In the shorter term, however, it's starting to look like a few of the trends that are already showing up in consumer laptop computers have started to make their way into the enterprise as well. In addition, notebook computers will diversify even more than they already have, with desktop and workstation replacement devices becoming more common. In addition, according to Carol Hess-Nickels, HP's director of Worldwide Business Notebook Marketing, you're going to see big changes in industrial design.
Hess-Nickels said that new business notebooks will feature a variety of colors, but in addition will be thinner and lighter than what we're used to seeing. Taking a page from the netbook approach, she said that optical drives for laptop computers will become optional to save weight. She also said that durability is growing in importance, and that more laptop computers will feature metal cases. Hess-Nickels also pointed out that enterprise notebooks will need to feature a long lifecycle (the reason for the emphasis on durability) and security features such as built-in encryption and biometric sensors.
Communications, both within the enterprise and externally, is growing in importance for laptop computers, and while wide area wireless support is already part of some laptops, it's a feature that will be growing. The wireless capabilities will include GPS functionality that will enable GIS software and will also help in recovering lost or stolen devices. Hess-Nickels said that battery life is improving to as much as 24 hours between charges with new processors and better battery technology.
And tablets will come to the enterprise but will supplement rather than supplant laptop computers. They will be very important to health care, insurance and education, and to some extent will provide capabilities similar to the iPad while retaining the capability to be a secure, functioning enterprise device.

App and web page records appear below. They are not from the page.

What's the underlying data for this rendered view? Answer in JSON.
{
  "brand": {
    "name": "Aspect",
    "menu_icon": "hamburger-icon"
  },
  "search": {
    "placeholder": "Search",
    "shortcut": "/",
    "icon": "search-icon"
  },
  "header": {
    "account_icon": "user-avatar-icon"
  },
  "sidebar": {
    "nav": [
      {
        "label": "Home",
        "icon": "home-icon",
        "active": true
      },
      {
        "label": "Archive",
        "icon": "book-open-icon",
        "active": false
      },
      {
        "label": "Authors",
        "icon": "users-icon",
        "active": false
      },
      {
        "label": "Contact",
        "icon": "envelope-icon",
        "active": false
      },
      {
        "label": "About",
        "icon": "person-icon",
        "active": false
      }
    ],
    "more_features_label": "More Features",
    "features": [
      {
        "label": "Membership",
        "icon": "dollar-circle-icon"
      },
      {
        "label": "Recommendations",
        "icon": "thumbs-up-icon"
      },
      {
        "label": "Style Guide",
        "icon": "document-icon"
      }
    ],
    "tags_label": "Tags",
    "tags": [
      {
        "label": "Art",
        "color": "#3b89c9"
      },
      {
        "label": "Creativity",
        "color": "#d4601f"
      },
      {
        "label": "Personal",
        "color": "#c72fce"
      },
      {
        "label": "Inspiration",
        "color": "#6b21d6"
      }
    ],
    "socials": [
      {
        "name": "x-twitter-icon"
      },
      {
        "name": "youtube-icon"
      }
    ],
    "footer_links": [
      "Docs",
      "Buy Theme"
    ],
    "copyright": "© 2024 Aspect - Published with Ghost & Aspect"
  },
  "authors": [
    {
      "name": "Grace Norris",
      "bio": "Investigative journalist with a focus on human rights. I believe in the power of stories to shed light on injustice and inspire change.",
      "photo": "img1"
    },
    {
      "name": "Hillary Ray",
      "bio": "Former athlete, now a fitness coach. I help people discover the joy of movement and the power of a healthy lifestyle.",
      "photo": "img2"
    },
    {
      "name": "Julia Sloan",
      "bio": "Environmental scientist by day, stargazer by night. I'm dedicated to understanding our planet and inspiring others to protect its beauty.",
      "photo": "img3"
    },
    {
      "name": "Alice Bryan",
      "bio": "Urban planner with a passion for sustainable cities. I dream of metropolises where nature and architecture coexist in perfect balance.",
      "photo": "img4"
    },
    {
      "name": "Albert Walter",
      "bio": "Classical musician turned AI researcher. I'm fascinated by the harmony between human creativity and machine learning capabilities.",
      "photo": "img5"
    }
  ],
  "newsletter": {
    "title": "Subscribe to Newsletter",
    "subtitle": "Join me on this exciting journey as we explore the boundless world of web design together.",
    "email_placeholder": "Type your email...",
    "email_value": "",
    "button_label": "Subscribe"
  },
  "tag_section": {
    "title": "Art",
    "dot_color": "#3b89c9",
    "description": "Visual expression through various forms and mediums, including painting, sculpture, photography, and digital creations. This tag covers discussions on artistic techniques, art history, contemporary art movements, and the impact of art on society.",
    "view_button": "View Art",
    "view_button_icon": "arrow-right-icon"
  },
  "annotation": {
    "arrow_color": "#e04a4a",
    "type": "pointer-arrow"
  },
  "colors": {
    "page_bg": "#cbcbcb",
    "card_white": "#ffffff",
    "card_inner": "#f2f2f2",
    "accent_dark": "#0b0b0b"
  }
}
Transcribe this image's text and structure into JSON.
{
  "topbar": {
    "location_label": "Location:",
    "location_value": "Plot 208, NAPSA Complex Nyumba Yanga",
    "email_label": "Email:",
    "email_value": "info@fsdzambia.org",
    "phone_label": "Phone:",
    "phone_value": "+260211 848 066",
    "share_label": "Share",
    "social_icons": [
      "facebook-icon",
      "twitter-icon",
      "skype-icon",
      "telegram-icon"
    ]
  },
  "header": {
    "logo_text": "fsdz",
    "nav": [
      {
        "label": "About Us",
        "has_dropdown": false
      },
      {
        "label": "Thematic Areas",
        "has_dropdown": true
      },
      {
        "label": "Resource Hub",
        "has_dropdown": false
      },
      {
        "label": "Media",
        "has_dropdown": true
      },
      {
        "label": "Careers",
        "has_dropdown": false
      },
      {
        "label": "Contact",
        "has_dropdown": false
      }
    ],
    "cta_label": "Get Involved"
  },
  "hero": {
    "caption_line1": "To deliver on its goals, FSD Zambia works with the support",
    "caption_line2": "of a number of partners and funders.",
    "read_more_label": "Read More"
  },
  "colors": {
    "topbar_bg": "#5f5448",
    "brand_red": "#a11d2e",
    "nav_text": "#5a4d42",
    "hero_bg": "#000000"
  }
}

There is, of course, a series of improvements you may not see in the new laptop and tablet computers to come. Hess-Nickels said that HP is trying to satisfy the business needs to be as environmentally sensitive as possible, an effort that's becoming common in enterprise notebook computers. She said this includes building machines that are recyclable, are free of environmental contaminants such as mercury and are manufactured in an environmentally sound manner.